Male underachievement in language arts is a continuing problem. At the participating school for this study, girls in Grades 3-6 have continued to outscore boys by 8% to 24% in language arts. As a result, school administrators identified male students as a population that need to demonstrate growth in this subject to meet state expectations. This study explored the problem of these underachieving male students by evaluating reading instruction in those grades. The conceptual framework for this case study was constructivist-based learning theories. The two primary research questions explored (a) the skills and strategies upper elementary teachers used when teaching reading comprehension and (b) how upper elementary teachers modified reading instruction for boys. Interviews, classroom inventories, and teacher lesson plans were gathered from 18 participants and analyzed via typological analysis and inductive analysis. Results showed reading instructional strengths included drilling for skills, using novels, small group instruction, explicit instruction, transactional learning, self-selected silent reading, and basal instruction. The weakest area was comprehension strategies due to a heavy reliance on a basal reading program. Participants recommended increasing the amount of embedded professional development and purchasing more books for each classroom, including both short novels and nonfiction. Social change can be achieved by increasing teacher knowledge through professional training which would translate into making the classroom a more positive learning environment. These changes can lead to better readers who are prepared for high school, college, and the workforce, thus resulting in lower unemployment and less poverty. [The dissertation citations contained here are published with the permission of ProQuest LLC. Further reproduction is prohibited without permission. Copies of dissertations may be obtained by Telephone (800) 1-800-521-0600. Web page: http://www.proquest.com/en-US/products/dissertations/individuals.shtml.]
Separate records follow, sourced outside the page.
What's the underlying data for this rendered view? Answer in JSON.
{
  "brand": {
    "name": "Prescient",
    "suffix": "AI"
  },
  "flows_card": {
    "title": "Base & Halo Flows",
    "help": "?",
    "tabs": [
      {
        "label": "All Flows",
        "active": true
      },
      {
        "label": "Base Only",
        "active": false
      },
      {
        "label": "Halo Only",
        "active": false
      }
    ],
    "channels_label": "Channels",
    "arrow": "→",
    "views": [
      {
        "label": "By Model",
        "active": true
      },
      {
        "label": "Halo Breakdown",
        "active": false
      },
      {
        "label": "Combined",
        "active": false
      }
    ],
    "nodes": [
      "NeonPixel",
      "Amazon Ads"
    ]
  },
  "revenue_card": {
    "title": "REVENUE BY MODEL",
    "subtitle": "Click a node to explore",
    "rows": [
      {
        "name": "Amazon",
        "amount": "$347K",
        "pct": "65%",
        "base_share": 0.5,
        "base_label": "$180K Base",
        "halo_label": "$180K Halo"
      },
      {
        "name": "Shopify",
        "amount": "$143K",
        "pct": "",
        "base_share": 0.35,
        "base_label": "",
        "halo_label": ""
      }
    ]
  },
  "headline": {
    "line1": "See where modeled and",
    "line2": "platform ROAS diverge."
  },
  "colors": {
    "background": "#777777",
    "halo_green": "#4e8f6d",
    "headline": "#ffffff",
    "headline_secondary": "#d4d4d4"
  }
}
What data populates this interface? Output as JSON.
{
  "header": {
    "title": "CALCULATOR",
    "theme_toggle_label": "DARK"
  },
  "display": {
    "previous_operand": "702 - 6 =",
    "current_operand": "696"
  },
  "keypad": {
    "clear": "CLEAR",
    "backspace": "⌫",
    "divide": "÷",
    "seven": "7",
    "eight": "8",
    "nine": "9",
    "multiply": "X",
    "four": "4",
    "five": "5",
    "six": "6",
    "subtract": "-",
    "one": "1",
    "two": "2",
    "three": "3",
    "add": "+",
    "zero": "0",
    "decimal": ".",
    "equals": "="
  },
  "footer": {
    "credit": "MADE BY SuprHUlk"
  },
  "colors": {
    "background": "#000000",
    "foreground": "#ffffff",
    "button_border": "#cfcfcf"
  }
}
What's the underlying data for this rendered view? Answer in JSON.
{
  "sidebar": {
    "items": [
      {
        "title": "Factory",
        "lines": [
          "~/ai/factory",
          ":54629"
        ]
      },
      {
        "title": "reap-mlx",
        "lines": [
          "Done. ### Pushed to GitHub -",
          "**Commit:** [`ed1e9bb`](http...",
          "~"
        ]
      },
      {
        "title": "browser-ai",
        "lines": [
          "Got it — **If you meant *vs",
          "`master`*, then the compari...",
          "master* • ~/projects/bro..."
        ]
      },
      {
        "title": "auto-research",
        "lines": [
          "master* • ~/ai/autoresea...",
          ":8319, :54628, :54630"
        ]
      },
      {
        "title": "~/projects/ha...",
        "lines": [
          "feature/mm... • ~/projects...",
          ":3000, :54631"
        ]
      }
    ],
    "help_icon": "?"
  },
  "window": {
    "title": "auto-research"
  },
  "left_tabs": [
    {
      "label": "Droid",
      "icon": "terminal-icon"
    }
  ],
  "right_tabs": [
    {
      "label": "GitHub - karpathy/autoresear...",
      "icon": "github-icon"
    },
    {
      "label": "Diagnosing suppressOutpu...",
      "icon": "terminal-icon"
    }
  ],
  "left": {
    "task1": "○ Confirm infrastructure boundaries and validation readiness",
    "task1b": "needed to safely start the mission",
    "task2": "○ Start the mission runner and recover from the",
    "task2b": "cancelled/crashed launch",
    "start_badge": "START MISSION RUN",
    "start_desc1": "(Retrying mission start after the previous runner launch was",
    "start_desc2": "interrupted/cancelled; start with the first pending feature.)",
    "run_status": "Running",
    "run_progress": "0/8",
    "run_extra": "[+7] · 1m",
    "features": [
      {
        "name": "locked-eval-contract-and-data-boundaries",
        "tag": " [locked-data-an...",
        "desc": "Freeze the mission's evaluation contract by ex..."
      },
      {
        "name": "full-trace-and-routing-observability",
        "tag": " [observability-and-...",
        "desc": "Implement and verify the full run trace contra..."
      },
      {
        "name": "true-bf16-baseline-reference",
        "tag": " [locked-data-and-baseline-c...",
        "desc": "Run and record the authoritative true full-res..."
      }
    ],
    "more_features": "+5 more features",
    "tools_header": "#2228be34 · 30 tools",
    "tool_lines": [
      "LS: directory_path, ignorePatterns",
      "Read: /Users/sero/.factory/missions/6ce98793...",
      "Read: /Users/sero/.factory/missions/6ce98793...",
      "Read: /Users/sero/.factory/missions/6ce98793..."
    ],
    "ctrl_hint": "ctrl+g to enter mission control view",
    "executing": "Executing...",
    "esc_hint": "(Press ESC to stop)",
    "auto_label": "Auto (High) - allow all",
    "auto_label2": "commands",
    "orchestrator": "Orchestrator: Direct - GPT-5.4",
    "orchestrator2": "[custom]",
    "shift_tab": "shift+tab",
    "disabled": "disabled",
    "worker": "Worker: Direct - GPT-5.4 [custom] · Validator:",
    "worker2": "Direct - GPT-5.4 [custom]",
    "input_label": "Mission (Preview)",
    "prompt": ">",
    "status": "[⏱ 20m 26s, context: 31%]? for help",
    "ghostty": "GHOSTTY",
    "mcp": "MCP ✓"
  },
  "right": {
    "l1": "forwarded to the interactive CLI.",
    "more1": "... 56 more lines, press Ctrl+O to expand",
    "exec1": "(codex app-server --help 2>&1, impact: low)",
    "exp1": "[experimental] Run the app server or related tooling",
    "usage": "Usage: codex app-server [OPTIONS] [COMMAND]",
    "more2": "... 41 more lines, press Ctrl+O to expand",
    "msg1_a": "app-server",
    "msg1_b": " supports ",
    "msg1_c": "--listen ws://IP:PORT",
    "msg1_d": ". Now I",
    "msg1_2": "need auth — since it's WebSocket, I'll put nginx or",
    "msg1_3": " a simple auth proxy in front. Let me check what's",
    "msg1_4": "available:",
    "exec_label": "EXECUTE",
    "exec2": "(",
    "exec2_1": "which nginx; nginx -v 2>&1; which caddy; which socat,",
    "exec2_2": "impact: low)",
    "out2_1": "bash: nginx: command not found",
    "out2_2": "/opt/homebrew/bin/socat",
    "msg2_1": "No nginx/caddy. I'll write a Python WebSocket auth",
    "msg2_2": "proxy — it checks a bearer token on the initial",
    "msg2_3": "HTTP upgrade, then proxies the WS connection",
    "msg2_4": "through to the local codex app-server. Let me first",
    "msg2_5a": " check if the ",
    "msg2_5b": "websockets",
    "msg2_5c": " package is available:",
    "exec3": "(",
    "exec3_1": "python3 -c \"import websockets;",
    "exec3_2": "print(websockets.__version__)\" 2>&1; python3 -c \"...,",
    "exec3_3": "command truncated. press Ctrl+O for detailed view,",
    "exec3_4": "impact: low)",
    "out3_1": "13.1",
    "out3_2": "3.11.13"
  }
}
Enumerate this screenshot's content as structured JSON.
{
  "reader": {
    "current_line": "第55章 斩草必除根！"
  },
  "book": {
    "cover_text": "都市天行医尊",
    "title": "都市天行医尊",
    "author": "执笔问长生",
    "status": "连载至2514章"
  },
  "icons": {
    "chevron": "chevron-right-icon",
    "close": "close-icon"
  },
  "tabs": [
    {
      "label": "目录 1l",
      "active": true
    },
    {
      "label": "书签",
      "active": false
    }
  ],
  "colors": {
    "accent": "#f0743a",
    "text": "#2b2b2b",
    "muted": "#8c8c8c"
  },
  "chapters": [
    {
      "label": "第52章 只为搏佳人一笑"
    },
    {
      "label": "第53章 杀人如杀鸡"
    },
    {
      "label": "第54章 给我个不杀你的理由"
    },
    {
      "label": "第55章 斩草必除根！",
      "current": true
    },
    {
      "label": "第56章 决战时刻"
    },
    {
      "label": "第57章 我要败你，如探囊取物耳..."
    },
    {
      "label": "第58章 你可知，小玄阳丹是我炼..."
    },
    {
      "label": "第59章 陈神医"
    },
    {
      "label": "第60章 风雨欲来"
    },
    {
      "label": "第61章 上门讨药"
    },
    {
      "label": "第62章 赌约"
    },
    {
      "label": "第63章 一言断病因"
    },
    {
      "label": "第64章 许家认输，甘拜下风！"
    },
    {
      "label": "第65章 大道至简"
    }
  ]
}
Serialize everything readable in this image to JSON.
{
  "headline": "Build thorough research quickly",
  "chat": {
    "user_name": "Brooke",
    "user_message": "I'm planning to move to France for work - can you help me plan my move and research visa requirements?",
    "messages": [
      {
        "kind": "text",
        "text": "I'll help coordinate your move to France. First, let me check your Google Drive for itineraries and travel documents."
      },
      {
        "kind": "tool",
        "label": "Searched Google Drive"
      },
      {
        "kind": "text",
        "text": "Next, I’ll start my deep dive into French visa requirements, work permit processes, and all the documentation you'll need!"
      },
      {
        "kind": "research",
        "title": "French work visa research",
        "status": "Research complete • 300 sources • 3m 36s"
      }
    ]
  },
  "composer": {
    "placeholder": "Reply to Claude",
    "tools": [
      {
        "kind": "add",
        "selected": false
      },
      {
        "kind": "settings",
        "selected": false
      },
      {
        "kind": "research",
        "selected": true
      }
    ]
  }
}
ProQuest LLC. 789 East Eisenhower Parkway, P.O. Box 1346, Ann Arbor, MI 48106. Tel: 800-521-0600; Web site: http://www.proquest.com/en-US/products/dissertations/individuals.shtml
Publication Type: Dissertations/Theses - Doctoral Dissertations
Education Level: Elementary Education; Grade 3; Primary Education; Early Childhood Education; Grade 4; Intermediate Grades; Grade 5; Middle Schools; Grade 6
Audience: N/A
Language: English
Sponsor: N/A
Authoring Institution: N/A